** Opening Extracted material block **

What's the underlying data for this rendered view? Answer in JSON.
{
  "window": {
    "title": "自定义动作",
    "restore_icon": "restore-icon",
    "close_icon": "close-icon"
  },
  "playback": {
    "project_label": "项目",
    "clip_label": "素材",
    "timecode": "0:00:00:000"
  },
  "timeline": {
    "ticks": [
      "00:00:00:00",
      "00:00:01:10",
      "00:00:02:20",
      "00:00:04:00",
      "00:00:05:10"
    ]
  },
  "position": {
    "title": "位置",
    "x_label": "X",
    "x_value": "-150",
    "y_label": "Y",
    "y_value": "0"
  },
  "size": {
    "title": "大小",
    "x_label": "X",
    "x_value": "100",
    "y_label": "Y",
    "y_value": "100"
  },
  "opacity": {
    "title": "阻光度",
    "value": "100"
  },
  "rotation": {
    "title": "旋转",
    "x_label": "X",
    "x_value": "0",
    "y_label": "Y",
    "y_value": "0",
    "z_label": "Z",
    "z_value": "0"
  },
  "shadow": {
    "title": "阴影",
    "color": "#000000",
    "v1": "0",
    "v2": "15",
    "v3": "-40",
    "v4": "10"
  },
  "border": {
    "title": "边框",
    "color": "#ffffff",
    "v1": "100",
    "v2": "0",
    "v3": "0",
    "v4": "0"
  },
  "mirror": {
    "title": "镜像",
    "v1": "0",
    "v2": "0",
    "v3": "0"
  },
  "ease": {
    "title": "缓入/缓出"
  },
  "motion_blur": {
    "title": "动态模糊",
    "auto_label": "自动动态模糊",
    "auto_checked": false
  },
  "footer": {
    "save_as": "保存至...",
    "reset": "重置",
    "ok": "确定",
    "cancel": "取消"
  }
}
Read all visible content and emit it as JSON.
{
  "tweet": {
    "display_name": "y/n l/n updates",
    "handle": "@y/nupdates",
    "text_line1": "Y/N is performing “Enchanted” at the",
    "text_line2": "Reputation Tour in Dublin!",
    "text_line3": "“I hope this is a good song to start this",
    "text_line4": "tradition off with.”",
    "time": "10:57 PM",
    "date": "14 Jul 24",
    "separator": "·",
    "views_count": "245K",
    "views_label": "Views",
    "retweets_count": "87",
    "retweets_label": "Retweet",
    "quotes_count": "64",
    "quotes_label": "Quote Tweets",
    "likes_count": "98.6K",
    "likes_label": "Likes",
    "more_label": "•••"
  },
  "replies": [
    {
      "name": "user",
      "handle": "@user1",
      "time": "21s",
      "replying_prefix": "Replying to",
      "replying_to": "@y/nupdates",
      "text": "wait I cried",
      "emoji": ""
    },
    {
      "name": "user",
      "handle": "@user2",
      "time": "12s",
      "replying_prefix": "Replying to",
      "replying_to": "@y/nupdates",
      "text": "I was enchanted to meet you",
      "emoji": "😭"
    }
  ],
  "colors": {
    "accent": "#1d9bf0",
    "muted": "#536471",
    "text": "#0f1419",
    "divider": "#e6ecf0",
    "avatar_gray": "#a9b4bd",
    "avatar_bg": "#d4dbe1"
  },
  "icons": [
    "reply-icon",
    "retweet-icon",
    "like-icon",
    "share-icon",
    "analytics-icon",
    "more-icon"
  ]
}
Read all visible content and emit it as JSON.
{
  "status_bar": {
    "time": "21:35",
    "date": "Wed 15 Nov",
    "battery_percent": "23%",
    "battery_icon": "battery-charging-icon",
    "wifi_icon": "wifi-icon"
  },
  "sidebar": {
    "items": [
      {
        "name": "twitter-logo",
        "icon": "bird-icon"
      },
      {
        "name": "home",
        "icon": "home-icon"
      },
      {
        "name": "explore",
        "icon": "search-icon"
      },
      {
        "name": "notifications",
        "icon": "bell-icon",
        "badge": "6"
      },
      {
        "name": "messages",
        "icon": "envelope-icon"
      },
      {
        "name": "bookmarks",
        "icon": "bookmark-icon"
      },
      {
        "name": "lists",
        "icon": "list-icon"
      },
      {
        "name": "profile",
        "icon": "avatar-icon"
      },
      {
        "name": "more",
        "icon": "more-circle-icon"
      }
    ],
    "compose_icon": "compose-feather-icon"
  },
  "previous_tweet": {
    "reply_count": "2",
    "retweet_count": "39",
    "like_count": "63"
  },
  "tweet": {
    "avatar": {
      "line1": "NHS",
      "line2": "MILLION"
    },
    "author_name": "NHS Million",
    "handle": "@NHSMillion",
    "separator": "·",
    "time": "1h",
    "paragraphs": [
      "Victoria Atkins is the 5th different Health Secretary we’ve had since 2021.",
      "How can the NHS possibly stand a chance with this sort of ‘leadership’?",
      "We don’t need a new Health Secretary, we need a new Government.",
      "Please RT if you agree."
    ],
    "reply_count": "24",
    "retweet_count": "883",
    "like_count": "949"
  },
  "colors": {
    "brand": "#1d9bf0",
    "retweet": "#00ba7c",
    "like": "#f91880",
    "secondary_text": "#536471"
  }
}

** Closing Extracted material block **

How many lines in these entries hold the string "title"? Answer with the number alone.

Response below ▸ 10